TASK GOAL
Copy down all of the data underneath, exactly as shown.

SUPPLIED INFORMATION
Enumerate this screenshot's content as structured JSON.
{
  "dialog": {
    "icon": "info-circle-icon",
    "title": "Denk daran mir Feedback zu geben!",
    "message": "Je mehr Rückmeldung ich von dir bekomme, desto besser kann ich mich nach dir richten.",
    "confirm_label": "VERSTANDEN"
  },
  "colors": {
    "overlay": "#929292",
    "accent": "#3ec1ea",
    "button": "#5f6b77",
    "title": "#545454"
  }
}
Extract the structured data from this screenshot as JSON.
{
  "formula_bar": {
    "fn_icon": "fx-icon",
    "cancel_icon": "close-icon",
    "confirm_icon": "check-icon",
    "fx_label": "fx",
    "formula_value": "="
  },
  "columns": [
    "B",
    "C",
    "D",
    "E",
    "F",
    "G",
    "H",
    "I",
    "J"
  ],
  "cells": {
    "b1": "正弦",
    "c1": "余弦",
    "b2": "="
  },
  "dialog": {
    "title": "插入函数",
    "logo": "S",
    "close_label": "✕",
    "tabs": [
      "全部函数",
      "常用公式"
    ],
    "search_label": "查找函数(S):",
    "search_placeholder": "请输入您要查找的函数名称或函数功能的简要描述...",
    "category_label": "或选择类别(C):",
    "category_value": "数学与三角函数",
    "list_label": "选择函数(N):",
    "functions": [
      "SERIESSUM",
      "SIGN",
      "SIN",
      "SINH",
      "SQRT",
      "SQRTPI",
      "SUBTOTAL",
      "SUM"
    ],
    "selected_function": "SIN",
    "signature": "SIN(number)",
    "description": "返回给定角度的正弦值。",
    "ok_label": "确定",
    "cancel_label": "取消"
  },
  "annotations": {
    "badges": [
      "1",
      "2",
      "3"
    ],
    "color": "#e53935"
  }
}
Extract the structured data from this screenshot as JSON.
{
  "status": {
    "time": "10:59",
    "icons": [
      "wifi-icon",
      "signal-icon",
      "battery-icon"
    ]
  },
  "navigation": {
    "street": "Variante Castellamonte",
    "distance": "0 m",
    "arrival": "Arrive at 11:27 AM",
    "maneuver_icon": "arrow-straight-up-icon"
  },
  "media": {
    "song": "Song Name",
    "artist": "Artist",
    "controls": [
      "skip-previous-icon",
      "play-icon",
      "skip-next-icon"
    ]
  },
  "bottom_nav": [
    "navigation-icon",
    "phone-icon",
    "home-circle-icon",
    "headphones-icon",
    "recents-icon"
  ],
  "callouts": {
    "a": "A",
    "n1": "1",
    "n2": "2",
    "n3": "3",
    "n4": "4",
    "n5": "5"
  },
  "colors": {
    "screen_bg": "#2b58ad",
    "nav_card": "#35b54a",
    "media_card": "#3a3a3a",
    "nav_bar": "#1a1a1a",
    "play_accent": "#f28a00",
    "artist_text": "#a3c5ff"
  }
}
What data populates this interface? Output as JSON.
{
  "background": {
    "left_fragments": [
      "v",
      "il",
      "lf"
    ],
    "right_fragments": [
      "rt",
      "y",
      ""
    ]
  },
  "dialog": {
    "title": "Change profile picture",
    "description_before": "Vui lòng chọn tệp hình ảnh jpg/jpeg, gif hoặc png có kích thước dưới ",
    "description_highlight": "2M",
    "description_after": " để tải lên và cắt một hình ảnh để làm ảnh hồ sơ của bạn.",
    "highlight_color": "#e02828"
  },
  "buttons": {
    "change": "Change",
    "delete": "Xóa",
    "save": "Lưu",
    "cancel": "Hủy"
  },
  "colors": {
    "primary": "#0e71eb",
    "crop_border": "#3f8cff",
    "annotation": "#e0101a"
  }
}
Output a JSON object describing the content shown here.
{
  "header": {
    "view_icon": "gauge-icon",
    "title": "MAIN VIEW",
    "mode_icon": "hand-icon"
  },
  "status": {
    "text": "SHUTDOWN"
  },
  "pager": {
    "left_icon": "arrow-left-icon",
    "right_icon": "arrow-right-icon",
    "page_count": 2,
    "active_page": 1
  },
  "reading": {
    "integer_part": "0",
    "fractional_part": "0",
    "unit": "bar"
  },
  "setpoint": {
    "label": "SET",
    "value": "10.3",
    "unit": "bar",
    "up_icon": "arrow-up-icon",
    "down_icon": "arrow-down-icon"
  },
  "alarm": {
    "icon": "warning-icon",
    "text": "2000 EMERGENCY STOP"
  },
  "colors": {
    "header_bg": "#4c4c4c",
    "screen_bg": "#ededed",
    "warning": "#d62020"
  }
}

THE COMPLETED TASK
Enumerate this screenshot's content as structured JSON.
{
  "dialog": {
    "icon": "info-circle-icon",
    "title": "Denk daran mir Feedback zu geben!",
    "message": "Je mehr Rückmeldung ich von dir bekomme, desto besser kann ich mich nach dir richten.",
    "confirm_label": "VERSTANDEN"
  },
  "colors": {
    "overlay": "#929292",
    "accent": "#3ec1ea",
    "button": "#5f6b77",
    "title": "#545454"
  }
}
Extract the structured data from this screenshot as JSON.
{
  "formula_bar": {
    "fn_icon": "fx-icon",
    "cancel_icon": "close-icon",
    "confirm_icon": "check-icon",
    "fx_label": "fx",
    "formula_value": "="
  },
  "columns": [
    "B",
    "C",
    "D",
    "E",
    "F",
    "G",
    "H",
    "I",
    "J"
  ],
  "cells": {
    "b1": "正弦",
    "c1": "余弦",
    "b2": "="
  },
  "dialog": {
    "title": "插入函数",
    "logo": "S",
    "close_label": "✕",
    "tabs": [
      "全部函数",
      "常用公式"
    ],
    "search_label": "查找函数(S):",
    "search_placeholder": "请输入您要查找的函数名称或函数功能的简要描述...",
    "category_label": "或选择类别(C):",
    "category_value": "数学与三角函数",
    "list_label": "选择函数(N):",
    "functions": [
      "SERIESSUM",
      "SIGN",
      "SIN",
      "SINH",
      "SQRT",
      "SQRTPI",
      "SUBTOTAL",
      "SUM"
    ],
    "selected_function": "SIN",
    "signature": "SIN(number)",
    "description": "返回给定角度的正弦值。",
    "ok_label": "确定",
    "cancel_label": "取消"
  },
  "annotations": {
    "badges": [
      "1",
      "2",
      "3"
    ],
    "color": "#e53935"
  }
}
Extract the structured data from this screenshot as JSON.
{
  "status": {
    "time": "10:59",
    "icons": [
      "wifi-icon",
      "signal-icon",
      "battery-icon"
    ]
  },
  "navigation": {
    "street": "Variante Castellamonte",
    "distance": "0 m",
    "arrival": "Arrive at 11:27 AM",
    "maneuver_icon": "arrow-straight-up-icon"
  },
  "media": {
    "song": "Song Name",
    "artist": "Artist",
    "controls": [
      "skip-previous-icon",
      "play-icon",
      "skip-next-icon"
    ]
  },
  "bottom_nav": [
    "navigation-icon",
    "phone-icon",
    "home-circle-icon",
    "headphones-icon",
    "recents-icon"
  ],
  "callouts": {
    "a": "A",
    "n1": "1",
    "n2": "2",
    "n3": "3",
    "n4": "4",
    "n5": "5"
  },
  "colors": {
    "screen_bg": "#2b58ad",
    "nav_card": "#35b54a",
    "media_card": "#3a3a3a",
    "nav_bar": "#1a1a1a",
    "play_accent": "#f28a00",
    "artist_text": "#a3c5ff"
  }
}
What data populates this interface? Output as JSON.
{
  "background": {
    "left_fragments": [
      "v",
      "il",
      "lf"
    ],
    "right_fragments": [
      "rt",
      "y",
      ""
    ]
  },
  "dialog": {
    "title": "Change profile picture",
    "description_before": "Vui lòng chọn tệp hình ảnh jpg/jpeg, gif hoặc png có kích thước dưới ",
    "description_highlight": "2M",
    "description_after": " để tải lên và cắt một hình ảnh để làm ảnh hồ sơ của bạn.",
    "highlight_color": "#e02828"
  },
  "buttons": {
    "change": "Change",
    "delete": "Xóa",
    "save": "Lưu",
    "cancel": "Hủy"
  },
  "colors": {
    "primary": "#0e71eb",
    "crop_border": "#3f8cff",
    "annotation": "#e0101a"
  }
}
Output a JSON object describing the content shown here.
{
  "header": {
    "view_icon": "gauge-icon",
    "title": "MAIN VIEW",
    "mode_icon": "hand-icon"
  },
  "status": {
    "text": "SHUTDOWN"
  },
  "pager": {
    "left_icon": "arrow-left-icon",
    "right_icon": "arrow-right-icon",
    "page_count": 2,
    "active_page": 1
  },
  "reading": {
    "integer_part": "0",
    "fractional_part": "0",
    "unit": "bar"
  },
  "setpoint": {
    "label": "SET",
    "value": "10.3",
    "unit": "bar",
    "up_icon": "arrow-up-icon",
    "down_icon": "arrow-down-icon"
  },
  "alarm": {
    "icon": "warning-icon",
    "text": "2000 EMERGENCY STOP"
  },
  "colors": {
    "header_bg": "#4c4c4c",
    "screen_bg": "#ededed",
    "warning": "#d62020"
  }
}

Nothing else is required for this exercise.